**Instructions for the task:**
Go through the lines below. Copy those with "checklist".

Records from a data source:

BEGIN

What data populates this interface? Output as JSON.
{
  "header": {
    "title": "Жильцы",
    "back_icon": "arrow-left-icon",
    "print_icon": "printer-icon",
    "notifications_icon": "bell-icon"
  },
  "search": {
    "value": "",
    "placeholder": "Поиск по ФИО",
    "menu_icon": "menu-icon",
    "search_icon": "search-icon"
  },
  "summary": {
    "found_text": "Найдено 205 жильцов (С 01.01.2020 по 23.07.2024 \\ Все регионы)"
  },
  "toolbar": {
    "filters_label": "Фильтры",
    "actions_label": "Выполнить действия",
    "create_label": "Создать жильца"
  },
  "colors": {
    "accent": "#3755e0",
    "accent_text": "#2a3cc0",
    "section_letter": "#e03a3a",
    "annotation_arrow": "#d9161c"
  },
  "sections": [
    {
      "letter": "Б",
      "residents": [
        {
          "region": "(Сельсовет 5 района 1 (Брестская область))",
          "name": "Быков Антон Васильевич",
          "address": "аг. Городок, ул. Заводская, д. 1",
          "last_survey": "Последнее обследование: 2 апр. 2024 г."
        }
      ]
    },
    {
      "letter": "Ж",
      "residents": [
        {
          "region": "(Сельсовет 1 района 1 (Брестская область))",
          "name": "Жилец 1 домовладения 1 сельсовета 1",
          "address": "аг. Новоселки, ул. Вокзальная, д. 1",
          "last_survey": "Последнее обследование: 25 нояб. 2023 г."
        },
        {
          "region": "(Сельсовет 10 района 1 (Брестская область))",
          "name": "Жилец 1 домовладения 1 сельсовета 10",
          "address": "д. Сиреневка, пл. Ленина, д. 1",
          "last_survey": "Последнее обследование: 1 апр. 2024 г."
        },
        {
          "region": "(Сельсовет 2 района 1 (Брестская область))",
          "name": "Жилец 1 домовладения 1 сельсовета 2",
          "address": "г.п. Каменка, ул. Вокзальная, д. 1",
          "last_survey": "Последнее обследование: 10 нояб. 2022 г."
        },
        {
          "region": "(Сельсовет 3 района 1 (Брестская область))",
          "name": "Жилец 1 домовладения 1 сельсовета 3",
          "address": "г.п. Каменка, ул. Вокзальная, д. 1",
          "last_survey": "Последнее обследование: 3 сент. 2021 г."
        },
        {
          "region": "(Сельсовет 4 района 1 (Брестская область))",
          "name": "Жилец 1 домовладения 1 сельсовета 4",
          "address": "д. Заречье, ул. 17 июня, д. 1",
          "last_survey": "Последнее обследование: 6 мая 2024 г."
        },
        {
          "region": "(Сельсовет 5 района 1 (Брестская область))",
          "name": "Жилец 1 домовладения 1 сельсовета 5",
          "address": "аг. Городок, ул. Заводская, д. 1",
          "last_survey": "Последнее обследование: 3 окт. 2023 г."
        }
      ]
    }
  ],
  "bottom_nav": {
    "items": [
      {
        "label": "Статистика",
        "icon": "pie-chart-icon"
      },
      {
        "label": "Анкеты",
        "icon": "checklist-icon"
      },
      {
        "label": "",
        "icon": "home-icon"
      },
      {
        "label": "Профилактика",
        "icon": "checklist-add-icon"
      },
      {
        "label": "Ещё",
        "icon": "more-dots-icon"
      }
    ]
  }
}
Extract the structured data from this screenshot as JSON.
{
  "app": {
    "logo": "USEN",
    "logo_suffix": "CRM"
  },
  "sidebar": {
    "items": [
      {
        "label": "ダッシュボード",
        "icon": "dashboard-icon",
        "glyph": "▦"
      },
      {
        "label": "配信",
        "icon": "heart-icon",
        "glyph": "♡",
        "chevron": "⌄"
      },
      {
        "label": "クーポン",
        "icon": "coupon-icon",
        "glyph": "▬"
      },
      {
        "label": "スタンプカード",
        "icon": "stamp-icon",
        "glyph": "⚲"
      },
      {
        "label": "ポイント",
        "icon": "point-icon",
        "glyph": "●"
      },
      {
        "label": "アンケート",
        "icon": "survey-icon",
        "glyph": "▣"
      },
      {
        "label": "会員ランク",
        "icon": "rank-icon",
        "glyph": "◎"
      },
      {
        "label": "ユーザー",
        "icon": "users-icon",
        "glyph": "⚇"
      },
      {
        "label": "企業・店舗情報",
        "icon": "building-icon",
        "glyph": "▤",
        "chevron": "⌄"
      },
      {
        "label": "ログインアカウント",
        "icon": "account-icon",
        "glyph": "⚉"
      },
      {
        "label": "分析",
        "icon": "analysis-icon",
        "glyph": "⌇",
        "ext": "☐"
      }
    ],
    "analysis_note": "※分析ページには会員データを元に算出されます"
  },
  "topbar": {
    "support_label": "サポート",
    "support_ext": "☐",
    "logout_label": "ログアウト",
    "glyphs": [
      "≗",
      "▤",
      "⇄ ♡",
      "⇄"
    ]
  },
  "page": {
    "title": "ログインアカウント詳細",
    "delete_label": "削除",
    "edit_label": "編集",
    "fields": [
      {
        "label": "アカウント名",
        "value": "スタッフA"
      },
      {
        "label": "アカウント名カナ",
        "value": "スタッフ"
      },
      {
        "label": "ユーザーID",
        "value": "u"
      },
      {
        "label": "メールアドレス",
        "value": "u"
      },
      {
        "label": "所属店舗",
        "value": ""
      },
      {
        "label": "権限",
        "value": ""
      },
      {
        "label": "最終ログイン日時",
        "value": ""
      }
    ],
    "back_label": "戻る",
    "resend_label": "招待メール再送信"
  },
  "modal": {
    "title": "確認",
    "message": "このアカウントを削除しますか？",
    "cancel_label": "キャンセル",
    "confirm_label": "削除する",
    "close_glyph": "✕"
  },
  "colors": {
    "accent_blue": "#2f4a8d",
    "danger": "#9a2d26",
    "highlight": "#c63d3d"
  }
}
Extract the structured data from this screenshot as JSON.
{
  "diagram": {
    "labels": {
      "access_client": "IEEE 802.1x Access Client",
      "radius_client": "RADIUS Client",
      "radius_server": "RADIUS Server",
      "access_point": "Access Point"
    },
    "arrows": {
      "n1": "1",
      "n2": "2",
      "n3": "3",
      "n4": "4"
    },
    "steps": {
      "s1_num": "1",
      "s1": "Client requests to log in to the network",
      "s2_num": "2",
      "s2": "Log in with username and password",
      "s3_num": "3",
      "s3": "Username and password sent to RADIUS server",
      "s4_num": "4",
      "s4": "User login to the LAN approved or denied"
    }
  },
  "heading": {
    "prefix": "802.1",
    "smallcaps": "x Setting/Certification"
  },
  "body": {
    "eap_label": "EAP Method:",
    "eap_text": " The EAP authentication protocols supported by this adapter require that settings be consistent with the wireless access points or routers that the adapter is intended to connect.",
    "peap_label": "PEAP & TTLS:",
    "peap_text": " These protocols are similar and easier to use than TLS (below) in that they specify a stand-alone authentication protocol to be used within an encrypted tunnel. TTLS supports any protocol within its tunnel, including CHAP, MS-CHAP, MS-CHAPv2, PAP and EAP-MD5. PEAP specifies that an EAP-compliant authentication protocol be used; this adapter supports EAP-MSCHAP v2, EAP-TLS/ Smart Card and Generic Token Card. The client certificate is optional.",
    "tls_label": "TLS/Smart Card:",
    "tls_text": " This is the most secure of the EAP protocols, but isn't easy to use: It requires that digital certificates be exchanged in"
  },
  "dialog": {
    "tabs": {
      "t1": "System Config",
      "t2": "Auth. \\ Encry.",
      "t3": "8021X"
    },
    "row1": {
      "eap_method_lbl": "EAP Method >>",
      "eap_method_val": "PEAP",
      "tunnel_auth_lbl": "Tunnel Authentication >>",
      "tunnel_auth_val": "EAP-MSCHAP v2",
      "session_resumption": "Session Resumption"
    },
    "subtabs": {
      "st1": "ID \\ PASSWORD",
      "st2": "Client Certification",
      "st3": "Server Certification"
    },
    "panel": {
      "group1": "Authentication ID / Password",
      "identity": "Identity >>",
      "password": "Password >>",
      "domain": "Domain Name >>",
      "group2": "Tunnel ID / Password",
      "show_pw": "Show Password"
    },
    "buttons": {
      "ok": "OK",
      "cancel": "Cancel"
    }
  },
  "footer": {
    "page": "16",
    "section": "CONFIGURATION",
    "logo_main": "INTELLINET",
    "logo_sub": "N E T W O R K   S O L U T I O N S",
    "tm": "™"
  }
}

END

**Response area:**
        "icon": "checklist-icon"
        "icon": "checklist-add-icon"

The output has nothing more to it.